Rigs steadily declined until the week ending May 27, 2016, at 316. Because prices became more attractive, the industry has added 80 rigs, a 25 percent gain. And in today's Energy Information Administration's (EIA) Weekly Petroleum Status Report (WPSR), the EIA revised its estimate of U.S. crude production up by 152,000 b/d to 8.597 million barrels per day (mmbd). This is almost 400,000 b/d higher than the EIA had forecast last month for August.

As I have explained, the reason this revision is so important is that the EIA, as well as other major forecasting sources, have been predicting world supply and demand to be coming into balance by the end of this year. However, a significant part of this forecast was based on a decline in non-OPEC production of about 800,000 b/d, much of it in the U.S.

Producer Hedging Increasing

Since the week ending May 24 th, oil producers have also increased short hedges by over 50 million barrels to over 551 million barrels. Although hedging strategies vary, they are designed to insulate oil producers from the adverse effects of lower prices. By talking the market up, the Russians and Saudis are giving U.S. producers additional hedging opportunities because the price rose to levels that some firms find acceptable.

For example, EOG Resources, Inc. (NYSE: EOG) reported that it has increased its targeted number of well completions for 2016 from 270 to 350 net wells. Many of the additional well completions are scheduled for late 2016. In addition, due to increased drilling productivity, the company expects to drill 250 net wells, 50 more than in its original 2016 plans. This increase in activity will be accomplished while maintaining 2016 capital expenditure guidance of $2.4 to $2.6 billion, excluding acquisitions."

EOG went on to claim that "assuming a flat $50 West Texas Intermediate crude oil price (WTI), EOG would expect 10 percent compound annual crude oil production growth through 2020. Assuming flat $60 WTI, EOG would expect 20 percent compound annual crude oil production growth through 2020."


The likelihood that Saudi Arabia or Russia will actually limit their production is close to non-existent. Therefore, this is just a bluff.
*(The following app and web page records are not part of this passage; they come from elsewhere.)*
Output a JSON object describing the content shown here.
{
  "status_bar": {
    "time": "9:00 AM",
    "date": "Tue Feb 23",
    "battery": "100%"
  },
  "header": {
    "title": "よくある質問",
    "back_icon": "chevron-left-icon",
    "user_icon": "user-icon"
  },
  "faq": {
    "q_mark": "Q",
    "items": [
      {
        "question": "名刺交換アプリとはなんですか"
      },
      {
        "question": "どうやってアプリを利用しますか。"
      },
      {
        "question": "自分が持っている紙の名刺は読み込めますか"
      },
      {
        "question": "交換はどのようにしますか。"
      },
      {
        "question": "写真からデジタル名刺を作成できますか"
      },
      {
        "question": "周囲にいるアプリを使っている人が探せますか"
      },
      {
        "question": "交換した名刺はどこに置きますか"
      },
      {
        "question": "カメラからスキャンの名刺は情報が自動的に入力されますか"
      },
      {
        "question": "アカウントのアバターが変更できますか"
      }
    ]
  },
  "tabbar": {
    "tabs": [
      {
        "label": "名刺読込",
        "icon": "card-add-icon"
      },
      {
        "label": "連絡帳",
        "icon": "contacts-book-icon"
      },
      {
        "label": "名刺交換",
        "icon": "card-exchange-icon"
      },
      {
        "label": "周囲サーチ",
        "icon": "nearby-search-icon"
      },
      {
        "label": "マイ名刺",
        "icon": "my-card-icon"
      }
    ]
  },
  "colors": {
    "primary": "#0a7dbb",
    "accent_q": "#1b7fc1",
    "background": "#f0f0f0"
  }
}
By causing traders to bid up the price up, they are enabling U.S. producers to increase drilling and hedging. These activities will cause this strategy to manipulate prices to ultimately backfire.

Disclosure: I/we have no positions in any stocks mentioned, and no plans to initiate any positions within the next 72 hours.

I wrote this article myself, and it expresses my own opinions. I am not receiving compensation for it (other than from Seeking Alpha). I have no business relationship with any company whose stock is mentioned in this article.